KIERAN McCARTHY explains why Cork football needs Damien Cahalane more than hurling does
IT’S almost six years since Damien Cahalane played his last football game for Cork. He came on as a sub in the 2014 All-Ireland SFC quarter-final loss to Mayo at Croke Park. That was his second, and last, season with the Rebel senior footballers.
In November 2014 the dual player committed to the Cork hurlers and that’s been his inter-county home ever since. The footballers’ loss was the hurlers’ gain – but he is a better footballer than he is a hurler.
Watch him in action for Castlehaven. It’s then you realise how good he is, and how much better he could have become if he committed to football rather than hurling. His medal haul – three Munster SHC titles – will suggest he made the right call, but he had the potential to become a far more central figure in the footballers’ story.
He would have been a leader, a talisman and one of top footballers in the country. Right now he is still one of the best footballers in the county so imagine how good he might have been if he had concentrated on the big ball?
In football, centre back is his best position. That’s his home. This is where Castlehaven will hope he can drive them on from this season. He has the physical strength to handle himself and others, snapping at the breaks around the middle third. Chest puffed out, he also has a cutting edge that Cork football teams have lacked in recent times. That’s not surprising when you consider his football stock; his father, Niall Cahalane, was as tough and hard as they came on the football field. That’s been passed down to the next generation.
Damien Cahalane, who turns 28 this month, is one of the best kick passers of a football in the county. He can also score from distance, too. He has a lot of what Cork football has missed in recent years. Again, watch him in action for Castlehaven. Then you’ll appreciate what might have been. Against Carbery Rangers, he was in third gear, but still impressed.
When you look at the current Cork senior football team, moving in the right direction after years of drifting, it’s not hard to imagine Cahalane at centre back, with Liam O’Donovan and Mattie Taylor either side of him. He’d be one of the first names on the team-sheet. Contrast that with the Cork hurlers last season when he played 60 minutes out of a possible 280 in the Munster senior hurling championship.
Cahalane was a used second-half sub against Tipperary, an unused sub against Limerick, didn’t feature at all against Waterford and came on as a half-time sub against Clare. Compare that to 2018 when he started all five Munster SHC games at full back as Cork defended their title.

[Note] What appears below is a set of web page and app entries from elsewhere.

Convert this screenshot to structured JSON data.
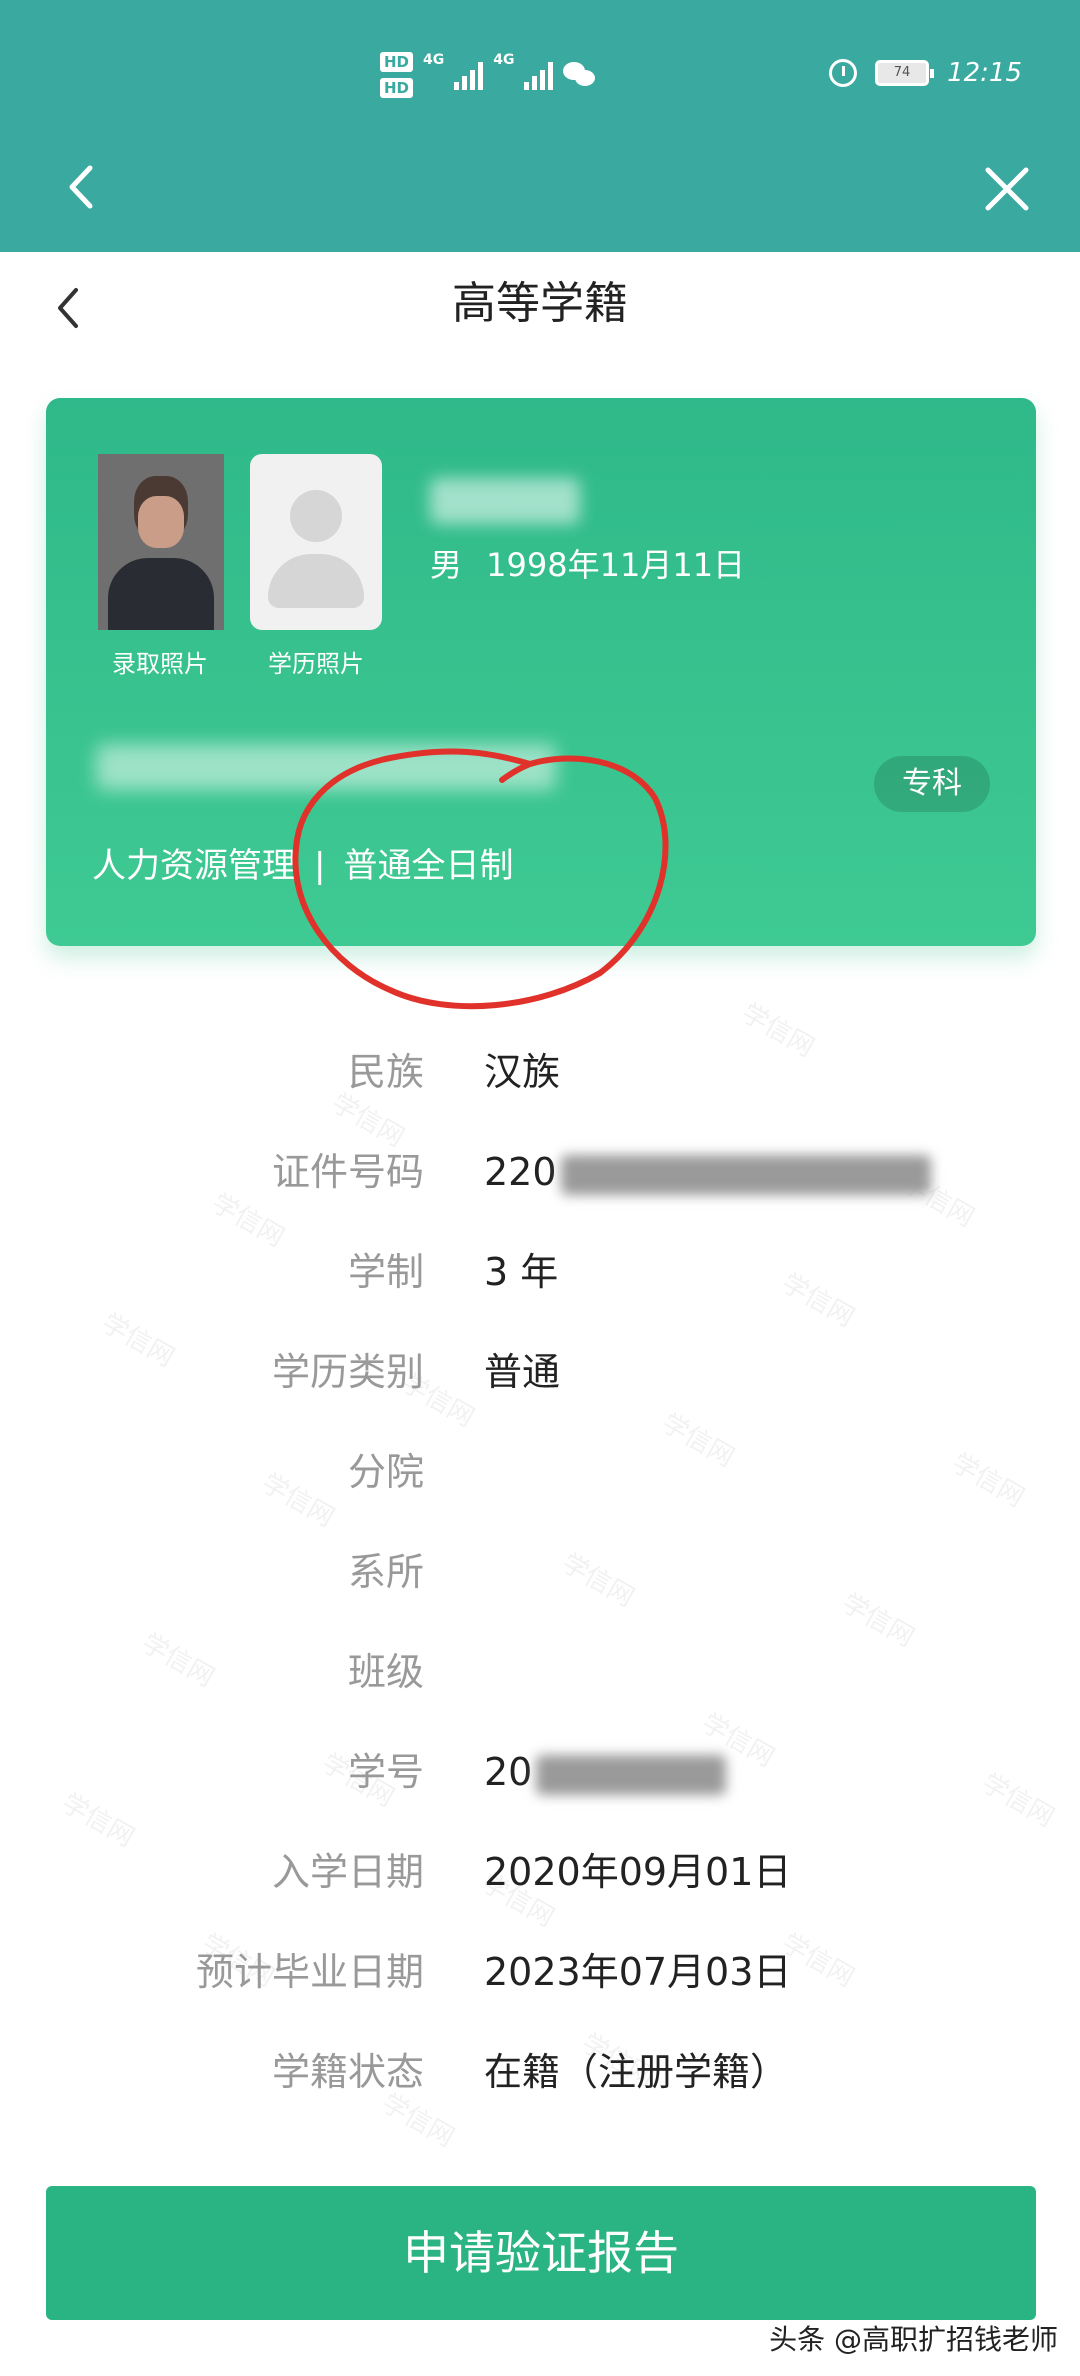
{
  "status_bar": {
    "hd1": "HD",
    "hd2": "HD",
    "net1": "4G",
    "net2": "4G",
    "battery": "74",
    "time": "12:15"
  },
  "page": {
    "title": "高等学籍"
  },
  "card": {
    "photo_label_1": "录取照片",
    "photo_label_2": "学历照片",
    "gender_dob": "男 1998年11月11日",
    "level_badge": "专科",
    "major": "人力资源管理",
    "separator": "|",
    "study_mode": "普通全日制"
  },
  "fields": [
    {
      "label": "民族",
      "value": "汉族"
    },
    {
      "label": "证件号码",
      "value": "220"
    },
    {
      "label": "学制",
      "value": "3 年"
    },
    {
      "label": "学历类别",
      "value": "普通"
    },
    {
      "label": "分院",
      "value": ""
    },
    {
      "label": "系所",
      "value": ""
    },
    {
      "label": "班级",
      "value": ""
    },
    {
      "label": "学号",
      "value": "20"
    },
    {
      "label": "入学日期",
      "value": "2020年09月01日"
    },
    {
      "label": "预计毕业日期",
      "value": "2023年07月03日"
    },
    {
      "label": "学籍状态",
      "value": "在籍（注册学籍）"
    }
  ],
  "watermark": "学信网",
  "cta": {
    "label": "申请验证报告"
  },
  "source_tag": "头条 @高职扩招钱老师",
  "colors": {
    "header": "#3aa9a0",
    "card": "#2fb98a",
    "button": "#2bb483",
    "annotation": "#e0322a"
  }
}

It’s easy to understand why Cahalane opted for the Cork hurlers in 2014. The hurlers have the pulling power. It’s the trendier of the pair and carries the better chance of success. He has those three Munster SHC winner’s medals. And there have been plenty of highs in there too and memorable moments, like his charge out of defence late in the 2017 Munster SHC final against Clare when he soloed up field to set up a score for Alan Cadogan.

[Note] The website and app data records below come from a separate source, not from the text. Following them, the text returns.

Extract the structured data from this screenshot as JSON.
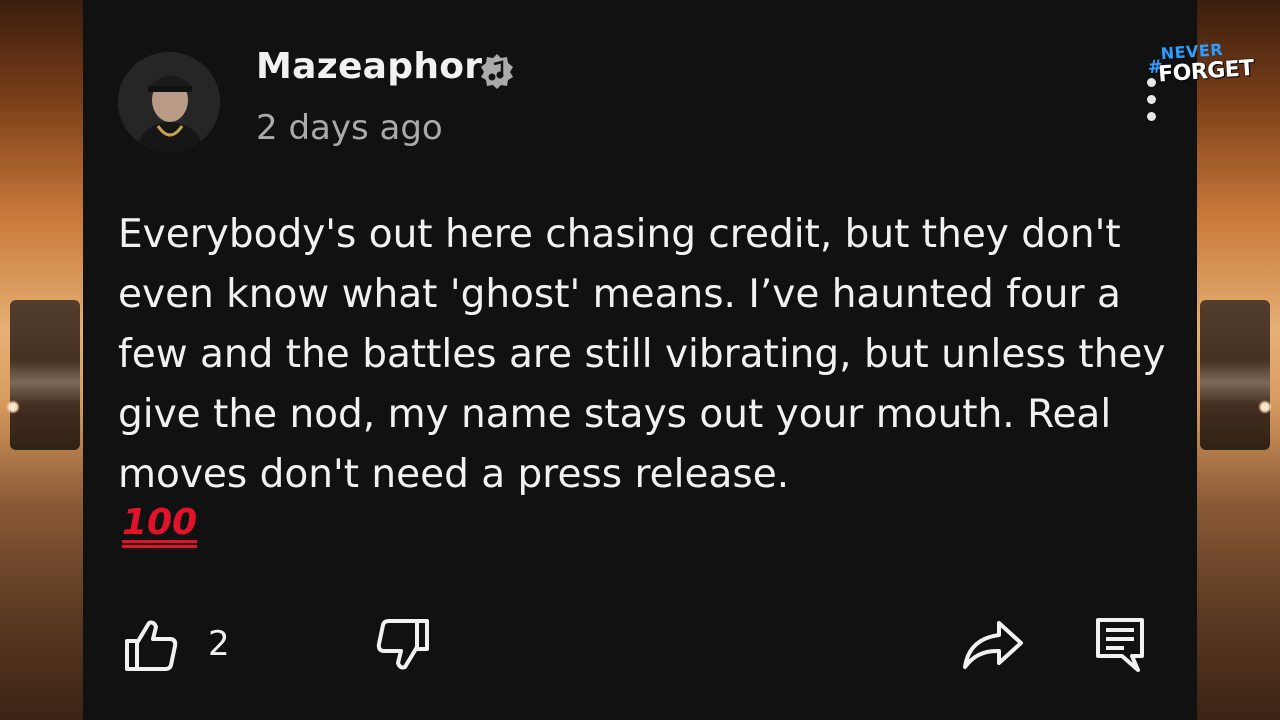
{
  "comment": {
    "author": "Mazeaphor",
    "verified_icon": "music-note-verified-icon",
    "timestamp": "2 days ago",
    "text": "Everybody's out here chasing credit, but they don't even know what 'ghost' means. I’ve haunted four a few and the battles are still vibrating, but unless they give the nod, my name stays out your mouth. Real moves don't need a press release.",
    "emoji": "100",
    "like_count": "2"
  },
  "overlay_badge": {
    "hash": "#",
    "line1": "NEVER",
    "line2": "FORGET"
  },
  "actions": {
    "like_icon": "thumbs-up-icon",
    "dislike_icon": "thumbs-down-icon",
    "share_icon": "share-icon",
    "reply_icon": "reply-icon",
    "more_icon": "more-vertical-icon"
  },
  "colors": {
    "panel_bg": "#111111",
    "text_primary": "#f1f1f1",
    "text_secondary": "#aaaaaa",
    "emoji_red": "#e3122b",
    "badge_blue": "#2f9cff"
  }
}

Still, he would be worth more to the Cork footballers than the hurlers.
At club hurling level with The Barrs he is indispensable; they need two of him, one at centre back and the other at centre forward. With Castlehaven footballers, again he is indispensable; he’s a commander, a rock and a launch pad. At inter-county level, he would be more indispensable to the footballers than the hurlers, and that would have fed the legend in years to come.
It will be interesting to see how much Kieran Kingston uses Cahalane with the Cork hurlers this season. Would another season as a sub be enough to give football a second chance? In the past he said he didn’t want to be seen as a hurling failure. And he won’t be. But he could be a football hero.